Once every line below with "logo" has been counted, state the total and nothing else.

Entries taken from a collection
--- START ---

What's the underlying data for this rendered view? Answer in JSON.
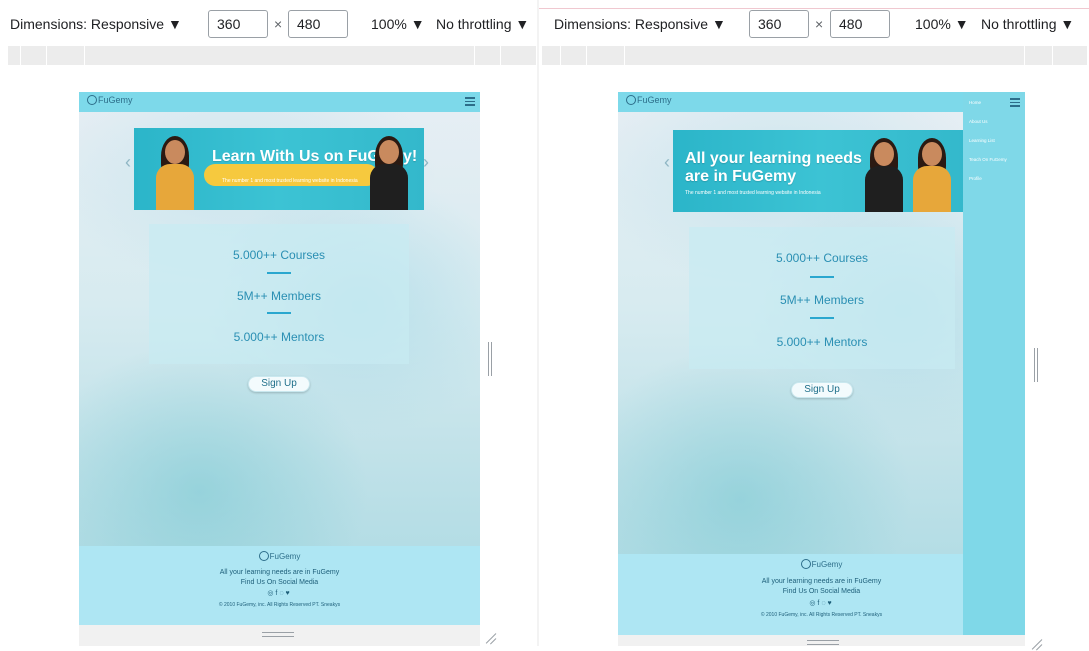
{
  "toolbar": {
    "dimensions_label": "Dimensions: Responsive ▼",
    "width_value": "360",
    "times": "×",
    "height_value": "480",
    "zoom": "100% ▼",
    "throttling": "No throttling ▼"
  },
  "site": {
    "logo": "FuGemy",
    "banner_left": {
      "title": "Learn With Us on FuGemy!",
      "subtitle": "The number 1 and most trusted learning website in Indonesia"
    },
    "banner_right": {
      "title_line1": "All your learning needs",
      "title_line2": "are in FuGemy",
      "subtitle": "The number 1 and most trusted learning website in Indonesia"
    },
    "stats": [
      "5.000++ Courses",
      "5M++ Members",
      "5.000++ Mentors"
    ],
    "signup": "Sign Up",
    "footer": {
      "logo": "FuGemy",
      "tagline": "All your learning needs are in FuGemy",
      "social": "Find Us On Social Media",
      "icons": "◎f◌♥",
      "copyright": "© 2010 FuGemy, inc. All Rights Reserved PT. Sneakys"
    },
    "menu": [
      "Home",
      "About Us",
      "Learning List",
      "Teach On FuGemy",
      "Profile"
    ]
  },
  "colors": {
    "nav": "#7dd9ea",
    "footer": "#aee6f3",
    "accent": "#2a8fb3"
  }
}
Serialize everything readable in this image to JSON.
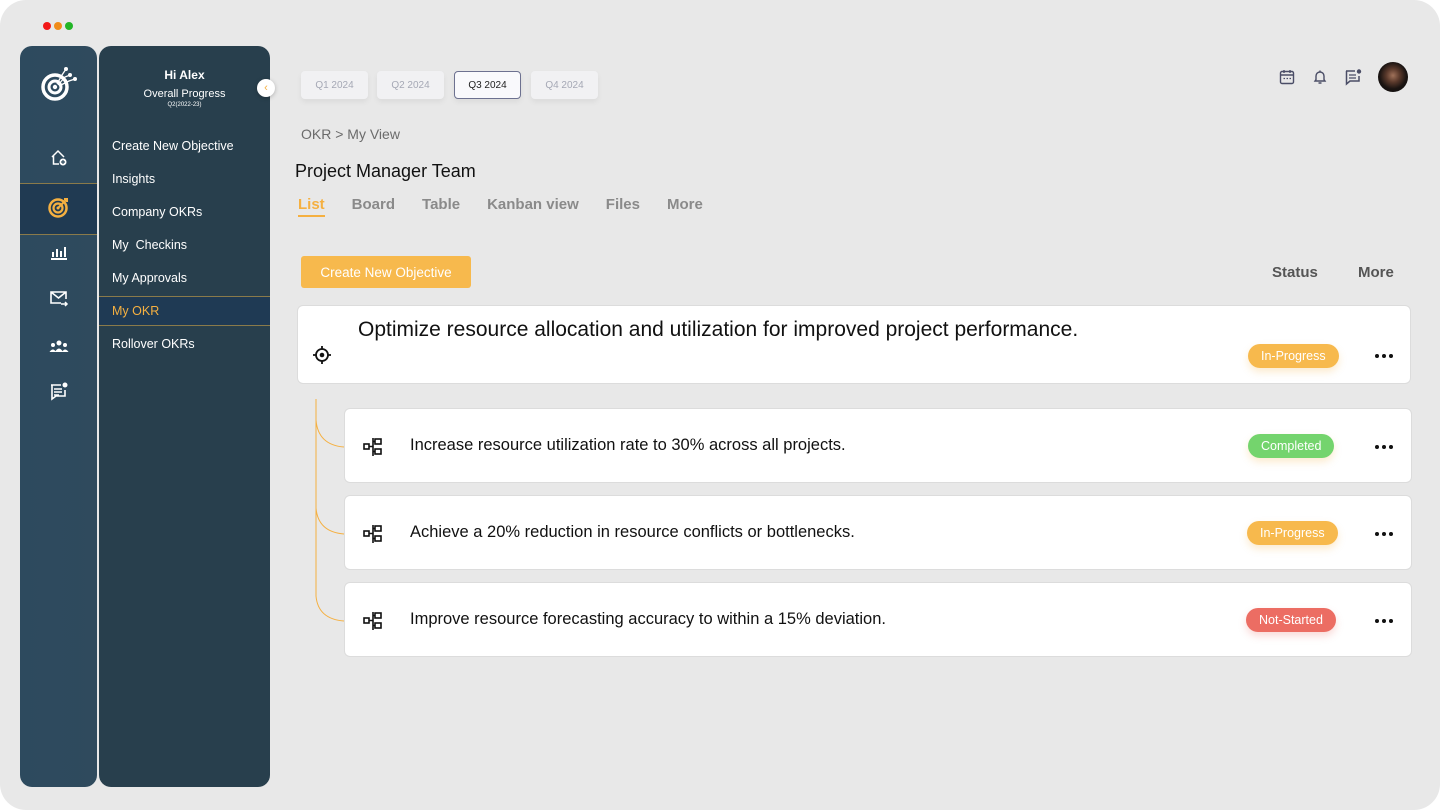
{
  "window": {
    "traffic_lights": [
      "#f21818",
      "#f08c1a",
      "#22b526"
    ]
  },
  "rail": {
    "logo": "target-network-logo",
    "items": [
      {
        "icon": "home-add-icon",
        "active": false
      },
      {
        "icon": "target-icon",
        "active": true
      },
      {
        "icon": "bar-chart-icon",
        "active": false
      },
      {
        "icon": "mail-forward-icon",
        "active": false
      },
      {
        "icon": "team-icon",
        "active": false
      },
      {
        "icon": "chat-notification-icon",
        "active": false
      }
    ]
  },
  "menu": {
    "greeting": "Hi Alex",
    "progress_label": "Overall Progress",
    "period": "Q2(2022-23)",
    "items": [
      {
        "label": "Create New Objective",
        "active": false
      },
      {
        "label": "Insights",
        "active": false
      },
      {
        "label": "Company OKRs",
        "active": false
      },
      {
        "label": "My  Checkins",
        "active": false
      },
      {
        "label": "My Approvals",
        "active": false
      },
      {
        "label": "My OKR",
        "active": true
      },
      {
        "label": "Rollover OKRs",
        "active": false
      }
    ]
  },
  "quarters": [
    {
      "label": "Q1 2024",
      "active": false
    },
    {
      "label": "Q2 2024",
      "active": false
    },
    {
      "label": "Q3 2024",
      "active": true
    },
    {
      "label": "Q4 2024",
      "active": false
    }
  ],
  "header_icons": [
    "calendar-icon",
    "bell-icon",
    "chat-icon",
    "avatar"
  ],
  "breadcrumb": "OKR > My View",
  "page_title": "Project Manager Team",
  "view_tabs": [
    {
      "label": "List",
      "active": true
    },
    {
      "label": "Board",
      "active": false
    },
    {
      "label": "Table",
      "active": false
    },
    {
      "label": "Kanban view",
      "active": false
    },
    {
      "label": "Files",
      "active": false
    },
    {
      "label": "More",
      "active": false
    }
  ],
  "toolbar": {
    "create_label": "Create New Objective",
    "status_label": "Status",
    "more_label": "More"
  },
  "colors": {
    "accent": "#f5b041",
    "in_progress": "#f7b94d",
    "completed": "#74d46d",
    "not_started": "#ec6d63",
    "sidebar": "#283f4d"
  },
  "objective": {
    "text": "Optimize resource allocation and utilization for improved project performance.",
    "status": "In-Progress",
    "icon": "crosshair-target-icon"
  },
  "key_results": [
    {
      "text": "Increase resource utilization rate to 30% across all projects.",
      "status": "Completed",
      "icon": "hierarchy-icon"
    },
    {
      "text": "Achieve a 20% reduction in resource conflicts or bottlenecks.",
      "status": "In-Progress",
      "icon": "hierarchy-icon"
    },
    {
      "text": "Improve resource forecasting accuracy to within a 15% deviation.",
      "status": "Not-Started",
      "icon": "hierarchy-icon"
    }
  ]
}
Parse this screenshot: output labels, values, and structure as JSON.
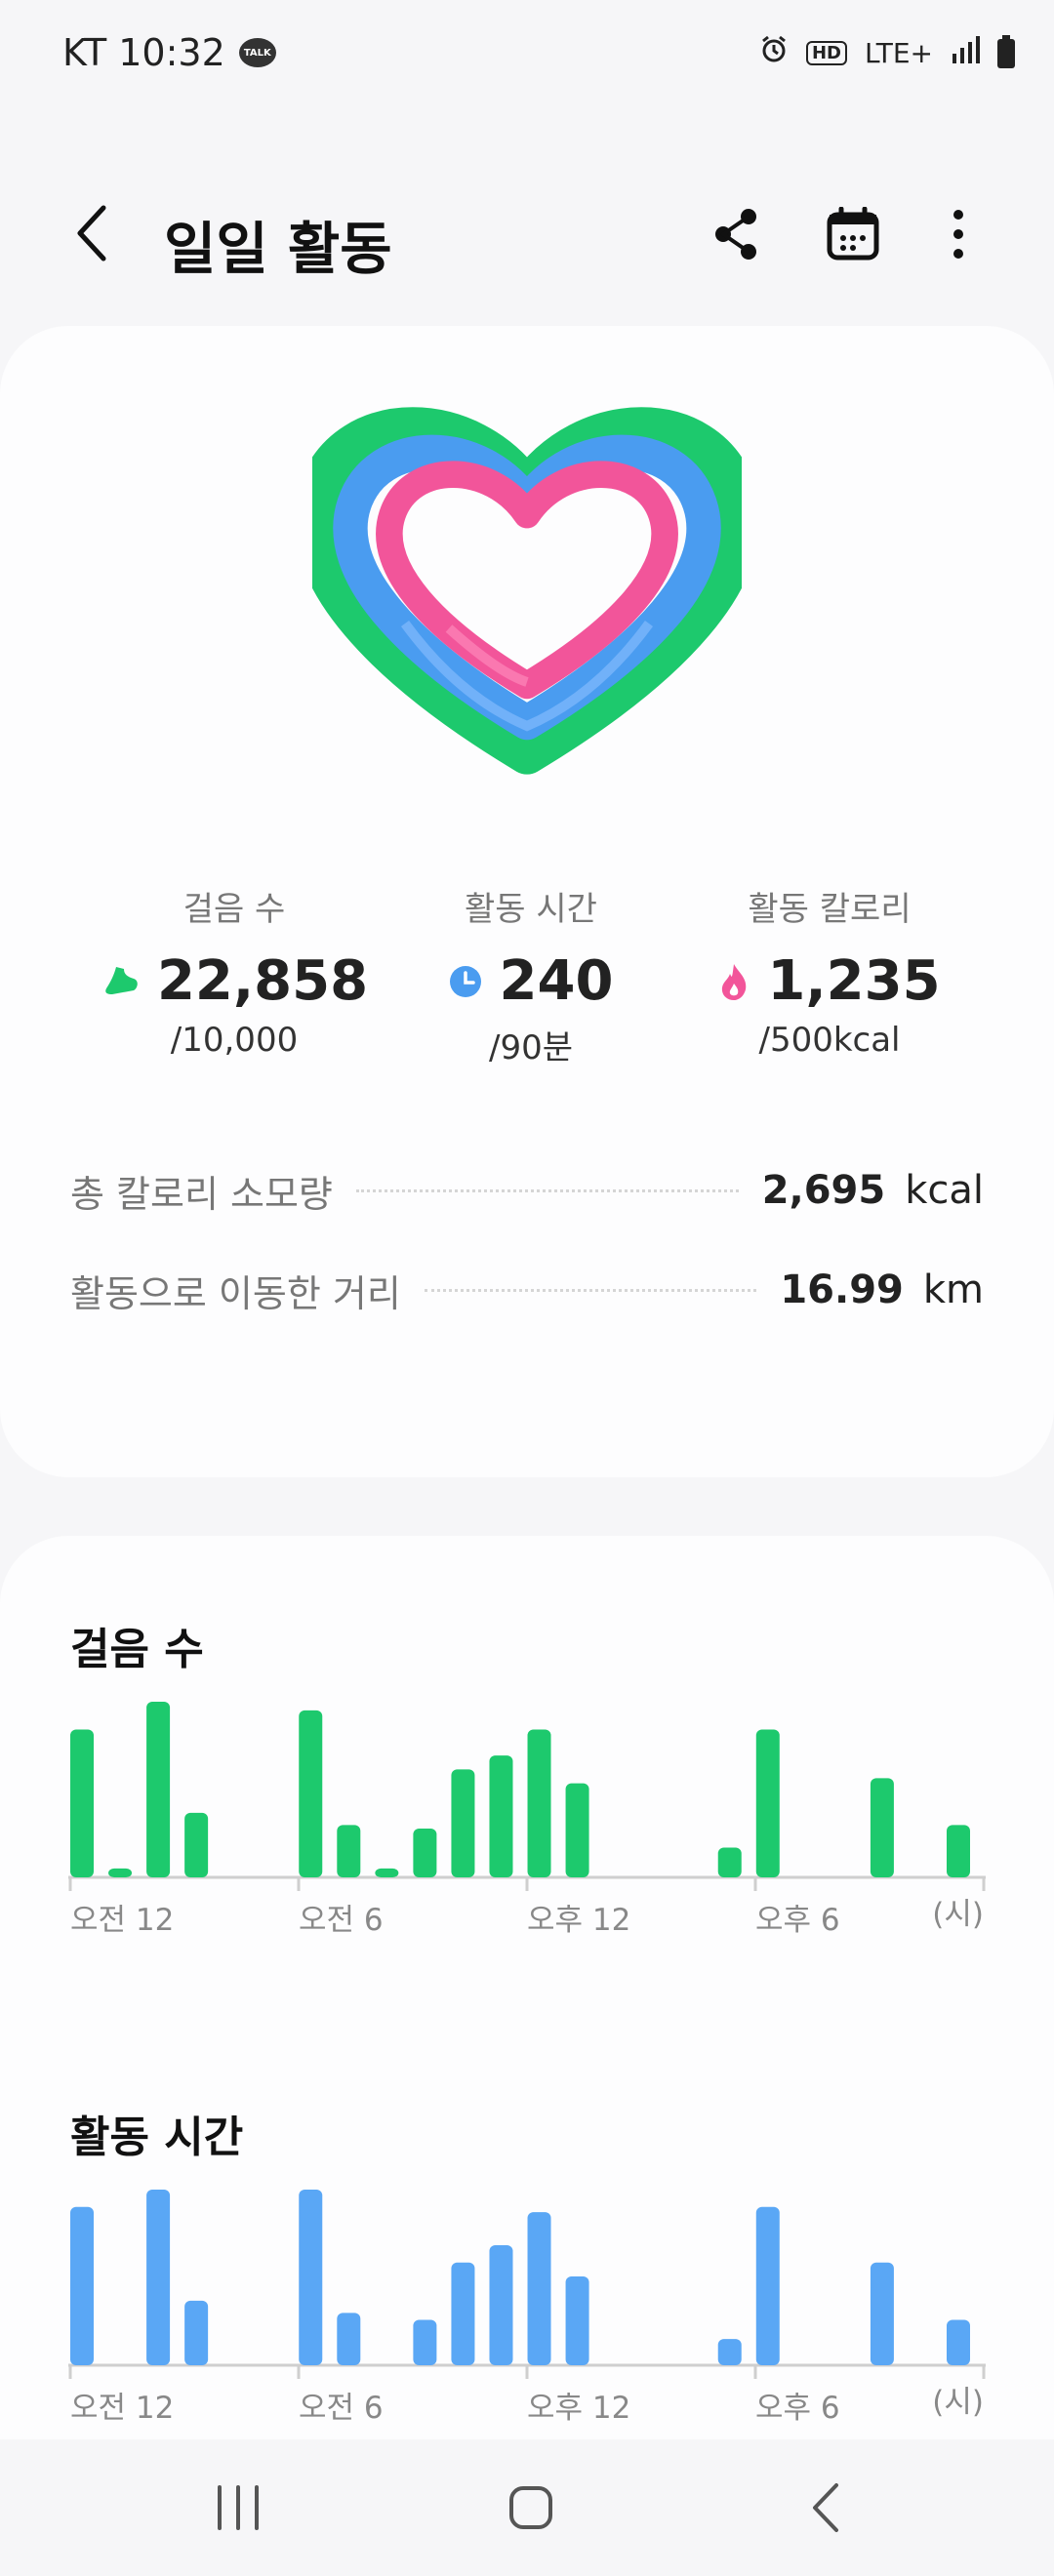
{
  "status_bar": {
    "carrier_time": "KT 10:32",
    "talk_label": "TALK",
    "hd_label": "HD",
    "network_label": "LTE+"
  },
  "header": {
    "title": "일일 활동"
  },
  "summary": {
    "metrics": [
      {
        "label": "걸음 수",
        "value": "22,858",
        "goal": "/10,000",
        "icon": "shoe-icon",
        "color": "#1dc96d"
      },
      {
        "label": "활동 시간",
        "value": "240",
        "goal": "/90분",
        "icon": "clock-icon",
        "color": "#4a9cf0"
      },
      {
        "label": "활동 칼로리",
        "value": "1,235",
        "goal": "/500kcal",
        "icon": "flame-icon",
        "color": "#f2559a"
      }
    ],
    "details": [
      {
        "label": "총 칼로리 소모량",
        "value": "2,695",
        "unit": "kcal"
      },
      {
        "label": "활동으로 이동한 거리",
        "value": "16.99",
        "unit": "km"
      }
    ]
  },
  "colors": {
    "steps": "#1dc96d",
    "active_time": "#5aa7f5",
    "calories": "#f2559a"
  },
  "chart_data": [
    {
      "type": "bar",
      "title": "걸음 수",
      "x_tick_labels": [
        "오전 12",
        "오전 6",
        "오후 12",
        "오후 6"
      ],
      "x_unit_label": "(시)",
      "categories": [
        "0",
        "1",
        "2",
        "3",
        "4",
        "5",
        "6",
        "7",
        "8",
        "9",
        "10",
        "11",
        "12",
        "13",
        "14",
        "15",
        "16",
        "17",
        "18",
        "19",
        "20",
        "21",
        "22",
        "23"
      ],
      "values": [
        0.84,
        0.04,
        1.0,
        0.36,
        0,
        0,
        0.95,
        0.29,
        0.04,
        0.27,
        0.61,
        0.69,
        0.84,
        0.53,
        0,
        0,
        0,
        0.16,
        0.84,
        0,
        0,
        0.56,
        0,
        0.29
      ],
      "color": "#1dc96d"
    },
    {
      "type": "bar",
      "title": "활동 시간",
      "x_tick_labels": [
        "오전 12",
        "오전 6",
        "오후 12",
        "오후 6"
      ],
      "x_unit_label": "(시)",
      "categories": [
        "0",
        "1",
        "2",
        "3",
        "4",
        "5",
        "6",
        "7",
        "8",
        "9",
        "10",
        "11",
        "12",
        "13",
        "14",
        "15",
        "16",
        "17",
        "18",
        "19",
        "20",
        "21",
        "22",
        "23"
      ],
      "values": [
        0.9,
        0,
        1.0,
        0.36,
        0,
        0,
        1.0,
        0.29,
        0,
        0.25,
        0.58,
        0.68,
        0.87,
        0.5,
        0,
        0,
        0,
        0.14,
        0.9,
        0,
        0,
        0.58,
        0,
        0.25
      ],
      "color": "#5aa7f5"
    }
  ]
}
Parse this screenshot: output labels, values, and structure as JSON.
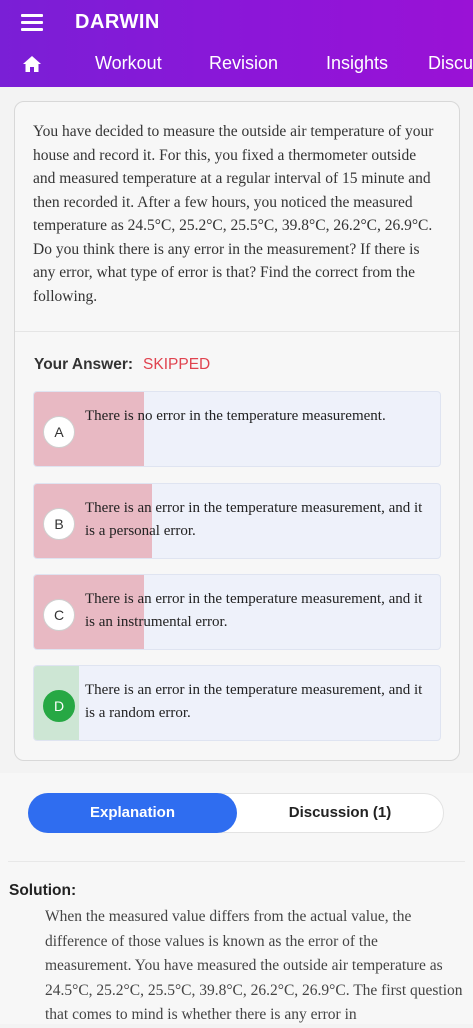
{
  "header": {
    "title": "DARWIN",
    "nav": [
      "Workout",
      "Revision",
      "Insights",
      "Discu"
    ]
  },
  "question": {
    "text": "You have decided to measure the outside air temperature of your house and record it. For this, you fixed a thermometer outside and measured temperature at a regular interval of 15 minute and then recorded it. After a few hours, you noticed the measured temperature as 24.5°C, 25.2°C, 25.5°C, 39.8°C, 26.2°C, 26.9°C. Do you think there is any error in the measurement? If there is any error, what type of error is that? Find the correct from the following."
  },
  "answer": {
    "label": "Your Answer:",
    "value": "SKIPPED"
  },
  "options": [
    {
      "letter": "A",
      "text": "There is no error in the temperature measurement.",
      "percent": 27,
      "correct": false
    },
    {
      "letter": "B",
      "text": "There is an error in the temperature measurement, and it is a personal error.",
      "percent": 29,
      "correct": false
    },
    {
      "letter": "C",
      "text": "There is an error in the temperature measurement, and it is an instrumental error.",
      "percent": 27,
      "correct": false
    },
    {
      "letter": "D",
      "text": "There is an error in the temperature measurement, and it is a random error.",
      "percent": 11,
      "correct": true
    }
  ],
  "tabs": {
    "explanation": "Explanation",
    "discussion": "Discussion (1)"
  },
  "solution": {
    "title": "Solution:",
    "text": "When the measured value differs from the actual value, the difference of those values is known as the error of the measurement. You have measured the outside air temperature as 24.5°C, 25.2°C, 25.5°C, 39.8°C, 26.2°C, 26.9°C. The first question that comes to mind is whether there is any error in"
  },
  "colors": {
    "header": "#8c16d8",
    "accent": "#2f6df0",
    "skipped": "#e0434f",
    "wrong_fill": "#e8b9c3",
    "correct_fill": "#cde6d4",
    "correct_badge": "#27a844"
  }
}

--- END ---

** EXPECTED ANSWER **
3